[[ Data for analysis open ]]

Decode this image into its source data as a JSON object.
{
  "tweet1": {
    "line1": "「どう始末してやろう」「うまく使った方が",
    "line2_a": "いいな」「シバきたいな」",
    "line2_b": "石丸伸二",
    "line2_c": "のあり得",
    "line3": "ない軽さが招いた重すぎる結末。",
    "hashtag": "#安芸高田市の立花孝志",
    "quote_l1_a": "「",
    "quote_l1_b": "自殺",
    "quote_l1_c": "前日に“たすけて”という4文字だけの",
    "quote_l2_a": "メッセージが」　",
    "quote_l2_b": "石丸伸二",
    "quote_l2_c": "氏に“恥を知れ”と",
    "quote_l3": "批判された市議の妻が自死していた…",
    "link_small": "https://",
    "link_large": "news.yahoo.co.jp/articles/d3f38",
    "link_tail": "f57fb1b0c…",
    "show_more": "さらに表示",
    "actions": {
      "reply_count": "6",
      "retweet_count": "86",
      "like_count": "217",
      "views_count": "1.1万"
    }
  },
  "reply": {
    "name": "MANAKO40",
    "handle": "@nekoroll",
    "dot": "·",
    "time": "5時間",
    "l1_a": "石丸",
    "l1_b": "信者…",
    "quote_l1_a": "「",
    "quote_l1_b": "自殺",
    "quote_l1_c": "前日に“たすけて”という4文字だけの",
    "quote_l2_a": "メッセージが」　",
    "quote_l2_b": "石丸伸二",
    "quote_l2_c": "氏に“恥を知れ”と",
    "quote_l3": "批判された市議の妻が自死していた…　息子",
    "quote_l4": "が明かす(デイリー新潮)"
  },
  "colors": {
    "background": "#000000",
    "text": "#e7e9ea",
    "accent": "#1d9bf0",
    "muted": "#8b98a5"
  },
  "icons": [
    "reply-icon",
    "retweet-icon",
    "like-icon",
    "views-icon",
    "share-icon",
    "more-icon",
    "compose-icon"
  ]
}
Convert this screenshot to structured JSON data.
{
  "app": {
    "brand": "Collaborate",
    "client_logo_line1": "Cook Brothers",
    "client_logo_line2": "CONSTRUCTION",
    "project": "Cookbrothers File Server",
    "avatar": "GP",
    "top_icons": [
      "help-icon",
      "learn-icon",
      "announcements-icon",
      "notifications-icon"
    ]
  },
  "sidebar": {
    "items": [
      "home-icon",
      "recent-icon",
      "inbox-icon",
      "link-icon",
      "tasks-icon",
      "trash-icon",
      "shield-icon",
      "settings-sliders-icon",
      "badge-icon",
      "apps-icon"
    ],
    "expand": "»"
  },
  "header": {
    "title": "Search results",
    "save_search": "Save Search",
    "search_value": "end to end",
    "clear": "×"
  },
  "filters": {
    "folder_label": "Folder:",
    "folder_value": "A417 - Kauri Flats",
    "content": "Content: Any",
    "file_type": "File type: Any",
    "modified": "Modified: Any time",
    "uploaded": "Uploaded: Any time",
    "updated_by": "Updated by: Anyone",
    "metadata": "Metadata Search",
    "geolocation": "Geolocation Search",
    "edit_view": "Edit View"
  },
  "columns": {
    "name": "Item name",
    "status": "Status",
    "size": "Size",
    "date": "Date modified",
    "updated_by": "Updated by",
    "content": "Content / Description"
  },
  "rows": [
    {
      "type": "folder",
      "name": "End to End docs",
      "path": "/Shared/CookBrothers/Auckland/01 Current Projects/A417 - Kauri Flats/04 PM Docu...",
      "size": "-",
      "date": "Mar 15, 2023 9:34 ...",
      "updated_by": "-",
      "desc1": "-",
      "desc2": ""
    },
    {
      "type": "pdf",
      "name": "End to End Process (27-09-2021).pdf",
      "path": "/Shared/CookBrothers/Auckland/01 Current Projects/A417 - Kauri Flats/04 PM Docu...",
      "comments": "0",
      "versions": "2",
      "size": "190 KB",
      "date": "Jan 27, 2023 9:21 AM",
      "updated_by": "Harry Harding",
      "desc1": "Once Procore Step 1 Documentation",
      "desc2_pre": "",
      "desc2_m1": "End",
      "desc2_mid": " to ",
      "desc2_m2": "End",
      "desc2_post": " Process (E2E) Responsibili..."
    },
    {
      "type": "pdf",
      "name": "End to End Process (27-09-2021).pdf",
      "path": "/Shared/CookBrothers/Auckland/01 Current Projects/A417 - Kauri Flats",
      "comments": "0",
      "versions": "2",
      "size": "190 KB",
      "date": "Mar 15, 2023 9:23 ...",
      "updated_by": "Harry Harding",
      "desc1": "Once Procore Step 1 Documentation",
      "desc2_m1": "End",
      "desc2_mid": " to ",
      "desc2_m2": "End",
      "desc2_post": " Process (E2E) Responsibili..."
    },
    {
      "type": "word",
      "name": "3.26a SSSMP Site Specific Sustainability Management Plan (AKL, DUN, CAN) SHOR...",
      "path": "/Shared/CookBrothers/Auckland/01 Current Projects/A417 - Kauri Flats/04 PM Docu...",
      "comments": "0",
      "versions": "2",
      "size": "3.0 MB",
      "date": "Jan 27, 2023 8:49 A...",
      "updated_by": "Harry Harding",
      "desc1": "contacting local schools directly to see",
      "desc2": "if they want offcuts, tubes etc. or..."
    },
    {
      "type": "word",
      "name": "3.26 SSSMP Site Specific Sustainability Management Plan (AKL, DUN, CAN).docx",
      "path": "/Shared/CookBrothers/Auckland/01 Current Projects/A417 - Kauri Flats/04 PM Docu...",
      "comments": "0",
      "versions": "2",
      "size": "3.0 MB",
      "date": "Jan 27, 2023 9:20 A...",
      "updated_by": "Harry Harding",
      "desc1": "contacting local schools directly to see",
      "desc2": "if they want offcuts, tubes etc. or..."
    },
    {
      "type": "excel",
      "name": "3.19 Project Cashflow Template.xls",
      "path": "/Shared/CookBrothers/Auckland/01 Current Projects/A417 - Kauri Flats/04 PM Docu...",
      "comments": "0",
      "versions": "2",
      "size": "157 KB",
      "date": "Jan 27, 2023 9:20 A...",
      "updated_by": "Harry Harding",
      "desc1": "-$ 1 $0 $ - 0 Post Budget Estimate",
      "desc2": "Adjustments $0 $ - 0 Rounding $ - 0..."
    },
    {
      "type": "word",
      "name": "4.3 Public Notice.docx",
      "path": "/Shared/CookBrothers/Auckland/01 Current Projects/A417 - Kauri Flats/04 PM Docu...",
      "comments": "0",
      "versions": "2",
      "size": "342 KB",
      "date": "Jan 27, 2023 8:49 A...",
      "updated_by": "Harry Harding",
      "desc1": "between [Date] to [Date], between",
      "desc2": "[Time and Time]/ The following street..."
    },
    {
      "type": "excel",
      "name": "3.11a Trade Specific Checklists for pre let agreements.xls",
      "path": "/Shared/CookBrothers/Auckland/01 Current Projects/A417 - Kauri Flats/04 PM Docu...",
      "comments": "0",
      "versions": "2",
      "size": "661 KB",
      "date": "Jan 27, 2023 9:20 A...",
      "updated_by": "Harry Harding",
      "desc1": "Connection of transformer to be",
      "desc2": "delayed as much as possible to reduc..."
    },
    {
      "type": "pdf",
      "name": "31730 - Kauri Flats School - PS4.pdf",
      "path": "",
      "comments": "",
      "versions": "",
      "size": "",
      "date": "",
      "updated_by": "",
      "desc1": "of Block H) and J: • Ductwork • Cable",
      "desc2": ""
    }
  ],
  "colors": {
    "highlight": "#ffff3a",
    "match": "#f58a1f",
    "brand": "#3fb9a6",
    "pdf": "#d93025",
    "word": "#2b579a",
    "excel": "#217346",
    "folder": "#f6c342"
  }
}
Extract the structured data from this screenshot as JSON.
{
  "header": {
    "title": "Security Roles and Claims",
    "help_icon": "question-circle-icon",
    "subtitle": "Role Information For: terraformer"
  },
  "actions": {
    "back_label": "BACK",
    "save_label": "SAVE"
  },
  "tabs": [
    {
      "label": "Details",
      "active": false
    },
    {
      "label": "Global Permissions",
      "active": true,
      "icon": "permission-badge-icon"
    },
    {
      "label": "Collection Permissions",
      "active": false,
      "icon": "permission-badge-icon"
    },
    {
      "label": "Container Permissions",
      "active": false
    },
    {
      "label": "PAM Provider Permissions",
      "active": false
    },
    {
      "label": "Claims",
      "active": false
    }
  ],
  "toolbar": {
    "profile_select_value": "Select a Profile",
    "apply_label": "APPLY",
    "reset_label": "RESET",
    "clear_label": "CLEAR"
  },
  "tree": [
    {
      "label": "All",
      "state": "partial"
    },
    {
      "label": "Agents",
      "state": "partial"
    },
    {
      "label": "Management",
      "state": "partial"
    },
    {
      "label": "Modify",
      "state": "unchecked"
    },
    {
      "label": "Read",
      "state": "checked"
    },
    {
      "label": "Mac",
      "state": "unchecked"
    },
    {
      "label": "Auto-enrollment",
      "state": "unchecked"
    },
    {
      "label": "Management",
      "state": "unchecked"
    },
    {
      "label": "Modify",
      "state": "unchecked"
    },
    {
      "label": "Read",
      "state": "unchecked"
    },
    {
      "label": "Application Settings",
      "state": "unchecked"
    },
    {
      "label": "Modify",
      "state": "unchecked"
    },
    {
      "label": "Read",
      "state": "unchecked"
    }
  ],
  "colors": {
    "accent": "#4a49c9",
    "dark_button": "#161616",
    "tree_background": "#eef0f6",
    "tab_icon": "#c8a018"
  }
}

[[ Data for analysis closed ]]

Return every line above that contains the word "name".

▶ [Reply]:
    "name": "MANAKO40",
    "name": "Item name",
      "name": "End to End docs",
      "name": "End to End Process (27-09-2021).pdf",
      "name": "End to End Process (27-09-2021).pdf",
      "name": "3.26a SSSMP Site Specific Sustainability Management Plan (AKL, DUN, CAN) SHOR...",
      "name": "3.26 SSSMP Site Specific Sustainability Management Plan (AKL, DUN, CAN).docx",
      "name": "3.19 Project Cashflow Template.xls",
      "name": "4.3 Public Notice.docx",
      "name": "3.11a Trade Specific Checklists for pre let agreements.xls",
      "name": "31730 - Kauri Flats School - PS4.pdf",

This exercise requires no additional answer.